Aim of the exercise:
Repeat each entry as written, dropping any picture you find.

Web page and app entries:
※

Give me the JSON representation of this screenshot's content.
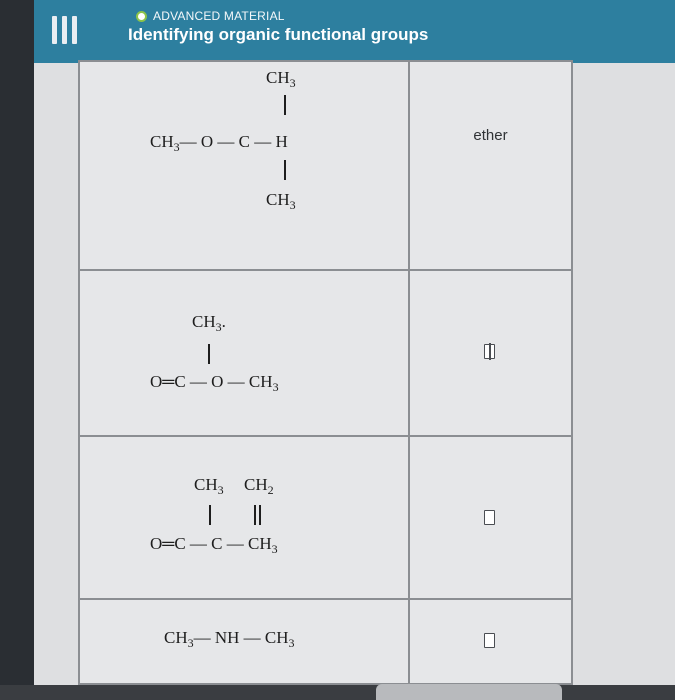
{
  "header": {
    "section_label": "ADVANCED MATERIAL",
    "title": "Identifying organic functional groups",
    "accent_color": "#2d7f9f",
    "status_color": "#8bc34a"
  },
  "rows": [
    {
      "structure": {
        "top": "CH",
        "top_sub": "3",
        "left": "CH",
        "left_sub": "3",
        "chain": "— O — C — H",
        "bottom": "CH",
        "bottom_sub": "3"
      },
      "answer": "ether"
    },
    {
      "structure": {
        "top": "CH",
        "top_sub": "3",
        "top_dot": ".",
        "chain": "O═C — O — CH",
        "chain_sub": "3"
      },
      "answer": ""
    },
    {
      "structure": {
        "top_a": "CH",
        "top_a_sub": "3",
        "top_b": "CH",
        "top_b_sub": "2",
        "chain": "O═C — C — CH",
        "chain_sub": "3"
      },
      "answer": ""
    },
    {
      "structure": {
        "chain": "CH",
        "chain_sub": "3",
        "chain_mid": "— NH — CH",
        "chain_end_sub": "3"
      },
      "answer": ""
    }
  ]
}
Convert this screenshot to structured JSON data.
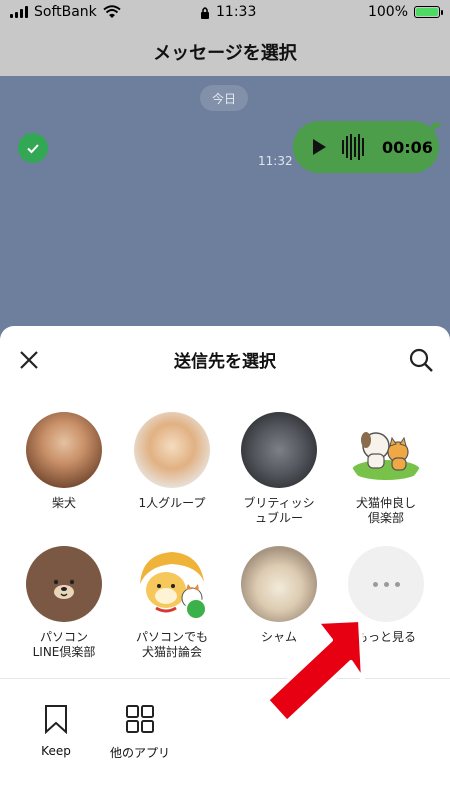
{
  "status_bar": {
    "carrier": "SoftBank",
    "time": "11:33",
    "battery": "100%"
  },
  "header": {
    "title": "メッセージを選択"
  },
  "chat": {
    "date_label": "今日",
    "message": {
      "time": "11:32",
      "duration": "00:06"
    }
  },
  "sheet": {
    "title": "送信先を選択",
    "contacts": [
      {
        "label": "柴犬"
      },
      {
        "label": "1人グループ"
      },
      {
        "label": "ブリティッシ\nュブルー"
      },
      {
        "label": "犬猫仲良し\n倶楽部"
      },
      {
        "label": "パソコン\nLINE倶楽部"
      },
      {
        "label": "パソコンでも\n犬猫討論会"
      },
      {
        "label": "シャム"
      },
      {
        "label": "もっと見る"
      }
    ],
    "bottom": {
      "keep": "Keep",
      "other_apps": "他のアプリ"
    }
  },
  "colors": {
    "accent_green": "#4c9e4a",
    "check_green": "#32a854",
    "arrow_red": "#e60012"
  },
  "icons": [
    "wifi-icon",
    "lock-icon",
    "check-icon",
    "play-icon",
    "close-icon",
    "search-icon",
    "more-icon",
    "bookmark-icon",
    "apps-grid-icon",
    "arrow-icon"
  ]
}
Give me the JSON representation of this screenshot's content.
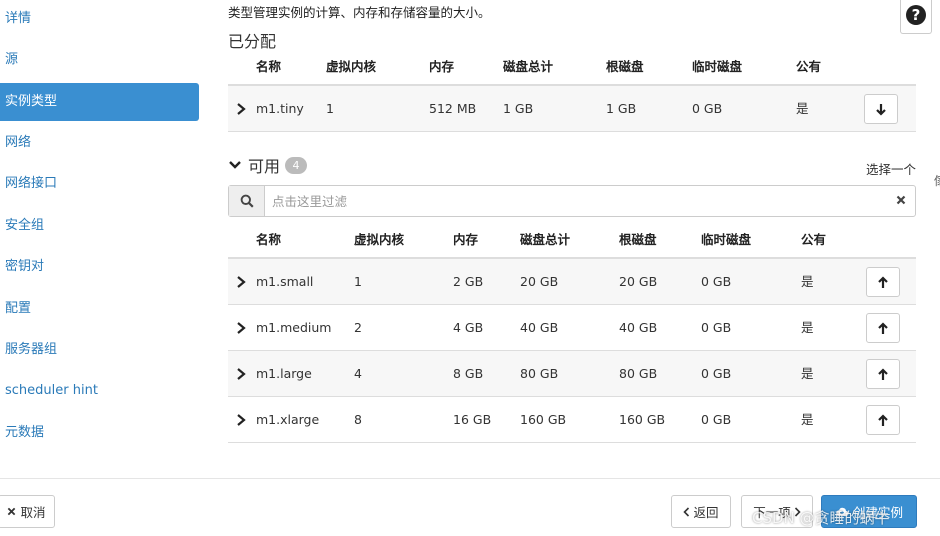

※

Solution for this problem:
Give me the JSON representation of this screenshot's content.
{
  "header": {
    "section_label": "ADVANCED MATERIAL",
    "title": "Identifying organic functional groups",
    "accent_color": "#2d7f9f",
    "status_color": "#8bc34a"
  },
  "rows": [
    {
      "structure": {
        "top": "CH",
        "top_sub": "3",
        "left": "CH",
        "left_sub": "3",
        "chain": "— O — C — H",
        "bottom": "CH",
        "bottom_sub": "3"
      },
      "answer": "ether"
    },
    {
      "structure": {
        "top": "CH",
        "top_sub": "3",
        "top_dot": ".",
        "chain": "O═C — O — CH",
        "chain_sub": "3"
      },
      "answer": ""
    },
    {
      "structure": {
        "top_a": "CH",
        "top_a_sub": "3",
        "top_b": "CH",
        "top_b_sub": "2",
        "chain": "O═C — C — CH",
        "chain_sub": "3"
      },
      "answer": ""
    },
    {
      "structure": {
        "chain": "CH",
        "chain_sub": "3",
        "chain_mid": "— NH — CH",
        "chain_end_sub": "3"
      },
      "answer": ""
    }
  ]
}
Convert this screenshot to structured JSON data.
{
  "status_bar": {
    "carrier": "SoftBank",
    "time": "11:33",
    "battery": "100%"
  },
  "header": {
    "title": "メッセージを選択"
  },
  "chat": {
    "date_label": "今日",
    "message": {
      "time": "11:32",
      "duration": "00:06"
    }
  },
  "sheet": {
    "title": "送信先を選択",
    "contacts": [
      {
        "label": "柴犬"
      },
      {
        "label": "1人グループ"
      },
      {
        "label": "ブリティッシ\nュブルー"
      },
      {
        "label": "犬猫仲良し\n倶楽部"
      },
      {
        "label": "パソコン\nLINE倶楽部"
      },
      {
        "label": "パソコンでも\n犬猫討論会"
      },
      {
        "label": "シャム"
      },
      {
        "label": "もっと見る"
      }
    ],
    "bottom": {
      "keep": "Keep",
      "other_apps": "他のアプリ"
    }
  },
  "colors": {
    "accent_green": "#4c9e4a",
    "check_green": "#32a854",
    "arrow_red": "#e60012"
  },
  "icons": [
    "wifi-icon",
    "lock-icon",
    "check-icon",
    "play-icon",
    "close-icon",
    "search-icon",
    "more-icon",
    "bookmark-icon",
    "apps-grid-icon",
    "arrow-icon"
  ]
}
Give me the JSON representation of this screenshot's content.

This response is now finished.